[Items from an interface collection]
Content starts

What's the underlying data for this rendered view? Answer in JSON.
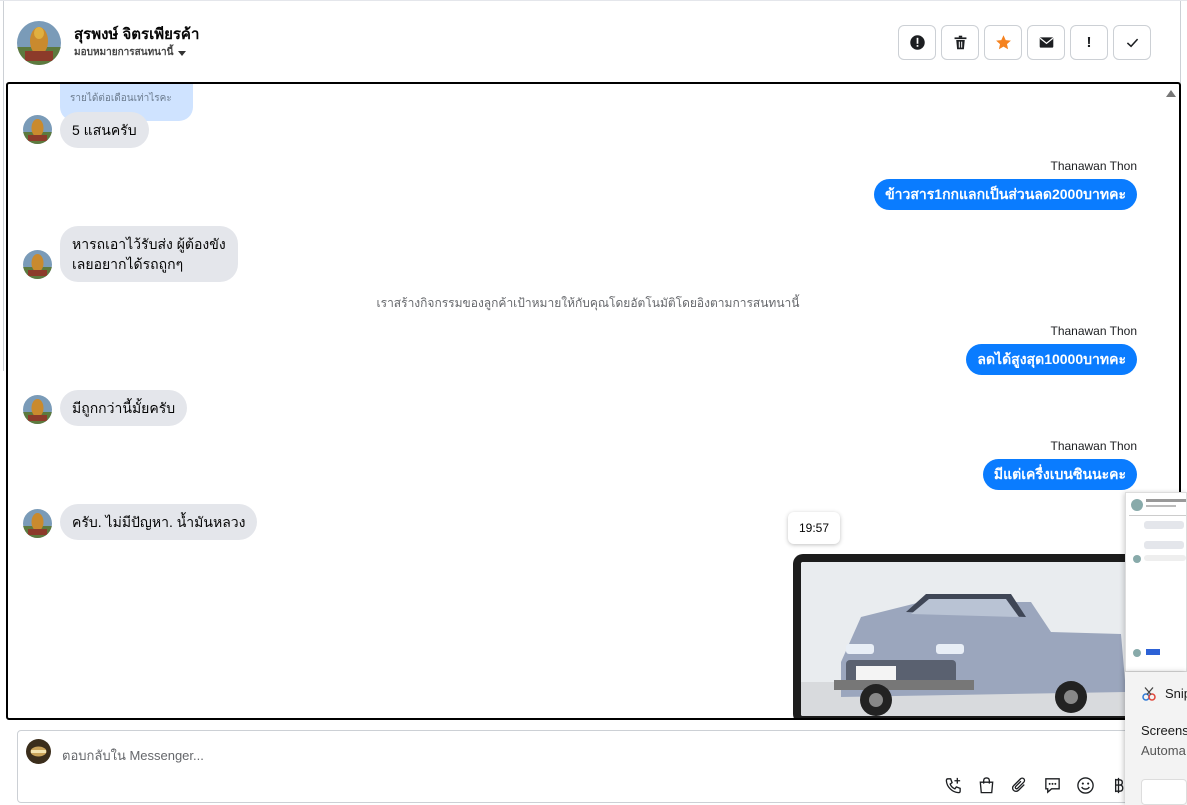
{
  "header": {
    "contact_name": "สุรพงษ์ จิตรเพียรค้า",
    "assign_label": "มอบหมายการสนทนานี้",
    "colors": {
      "star": "#f5821f",
      "border": "#ccd0d5"
    }
  },
  "actions": [
    {
      "icon": "alert-circle-icon",
      "label": ""
    },
    {
      "icon": "trash-icon",
      "label": ""
    },
    {
      "icon": "star-icon",
      "label": ""
    },
    {
      "icon": "envelope-icon",
      "label": ""
    },
    {
      "icon": "exclamation-icon",
      "label": "!"
    },
    {
      "icon": "check-icon",
      "label": ""
    }
  ],
  "messages": {
    "quoted_reply": "รายได้ต่อเดือนเท่าไรคะ",
    "m1": "5 แสนครับ",
    "sender_1": "Thanawan Thon",
    "m2": "ข้าวสาร1กกแลกเป็นส่วนลด2000บาทคะ",
    "m3_line1": "หารถเอาไว้รับส่ง ผู้ต้องขัง",
    "m3_line2": "เลยอยากได้รถถูกๆ",
    "system_note": "เราสร้างกิจกรรมของลูกค้าเป้าหมายให้กับคุณโดยอัตโนมัติโดยอิงตามการสนทนานี้",
    "sender_2": "Thanawan Thon",
    "m4": "ลดได้สูงสุด10000บาทคะ",
    "m5": "มีถูกกว่านี้มั้ยครับ",
    "sender_3": "Thanawan Thon",
    "m6": "มีแต่เครื่งเบนซินนะคะ",
    "m7": "ครับ. ไม่มีปัญหา. น้ำมันหลวง",
    "time_tooltip": "19:57",
    "colors": {
      "outgoing": "#0a7cff",
      "incoming": "#e4e6eb",
      "quoted": "#cfe3ff"
    }
  },
  "composer": {
    "placeholder": "ตอบกลับใน Messenger...",
    "tools": [
      "phone-plus-icon",
      "shopping-bag-icon",
      "paperclip-icon",
      "chat-bubble-icon",
      "emoji-icon",
      "baht-icon"
    ]
  },
  "snip": {
    "title": "Snip",
    "text1": "Screens",
    "text2": "Automa"
  }
}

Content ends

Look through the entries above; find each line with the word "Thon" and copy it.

    "sender_1": "Thanawan Thon",
    "sender_2": "Thanawan Thon",
    "sender_3": "Thanawan Thon",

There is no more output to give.